A corporation is an artificial person, created by law, or under authority of law, as a distinct legal entity, with rights and liabilities which are independent from those of the natural persons composing the corporation.† Ordinarily two or more corporations are considered separate and distinct entities even though the same individuals are the incorporators of, or own stock in, the several corporations, and even though such corporations may have the same persons as officers.
Di Re v. Cent. Livestock Order Buying Co., 246 Minn. 279, 283-84, 74 N.W.2d 518, 523 (1956) (footnotes omitted) (holding that, in the absence of fraud or other wrongful purpose, a subsidiary must be treated as a legal entity separate and apart from the parent).
Johns also argues that Jillianís is the successor to Harborage I because the selling entities shared the same address as Harborage I and had the same persons as officers.† But Johns does not allege fraud nor does she contend that Jillianís shared offices or officers with Harborage I or that Harborage I and any of the selling entities were a ďsingle, integrated operation.Ē
††††††††††† A ďsuccessorĒ corporation is:
A corporation that, through amalgamation, consolidation, or other assumption of interests, is vested with the rights and duties of an earlier corporation.
Blackís Law Dictionary 1446 (7th ed. 1999).† Here, Jillianís did not amalgamate, consolidate or otherwise assume the rights and duties of Harborage I.†
Johns completely ignores the requirement that Jillianís must be a successor to Harborage I and instead focuses on successor liability as established by federal case law for successor corporations.† Johns erroneously imports an analysis of the factors that establish successor liability to assert that Jillianís is Harborage Iís successor.† The factors developed in federal case law for successor liability have nothing to do with determining whether a corporation is a successor.† The federal cases cited by Johns all support her argument for successor liability but none are relevant to the issue of whether the new corporation is, in fact, a successor.†

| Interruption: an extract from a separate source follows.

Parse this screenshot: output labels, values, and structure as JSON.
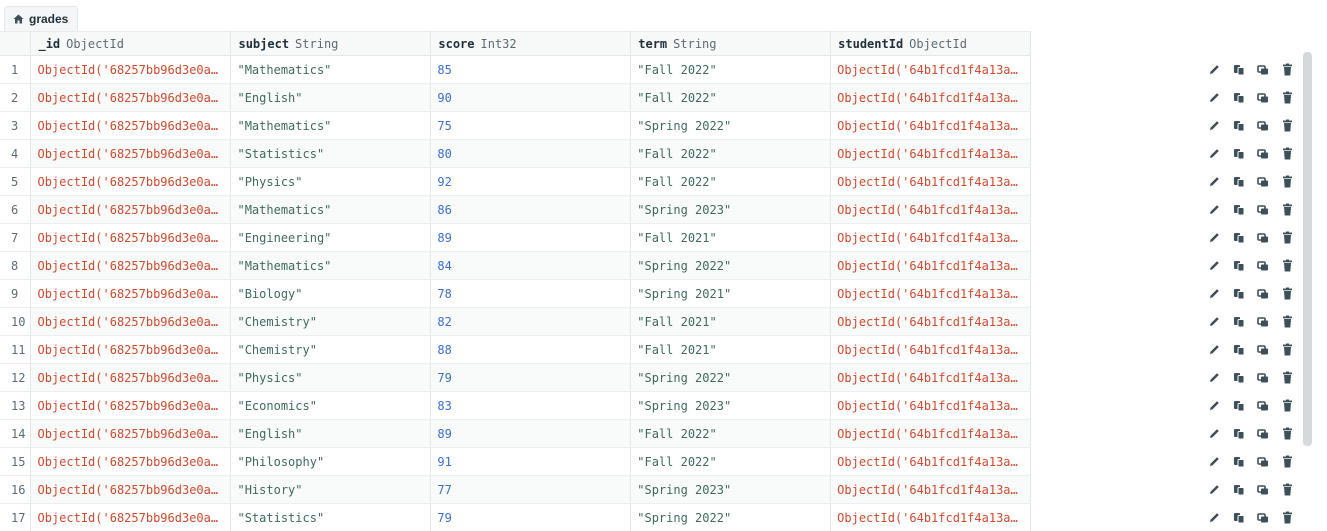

Johns has made a very persuasive case that the law of successor liability developed in federal courts for Title VII actions should apply to discrimination claims in Minnesota despite Minnesotaís narrower approach to corporate successor liability.† By statute:
The transferee is liable for the debts, obligations, and liabilities of the transferor only to the extent provided in the contract or agreement between the transferee and transferor or to the extent provided by this chapter or other statutes of this state.
Minn. Stat. ß 302A.661, subd. 4 (2000) (emphasis added).† The Minnesota Human Rights Act, which by case law applies principles developed by federal courts in Title VII cases, may well be one of the ďother statutesĒ referred to in Minn. Stat. ß 302A.661, subd. 4,† justifying application of federal successor liability law to discrimination claims in Minnesota.† Under the facts of this case, however, we do not reach this issue.†
Because Jillianís is not a successor to Harborage I, the district court erred by concluding that Jillianís is liable for Johnsís judgments against Harborage I.† Because
Jillianís is not liable for the judgments against Harborage I, we do not reach Jillianís argument about the propriety of making it liable for the attorney feesí awards of the district court and this court.
††††††††††††††††††††††††††††††††††††††††††††††††††††††††††††††††††††††††††††††††††† Dated:† June 18, 2002
* Retired judge of the Minnesota Court of Appeals, serving by appointment pursuant to Minn. Const. art. VI, ß 10.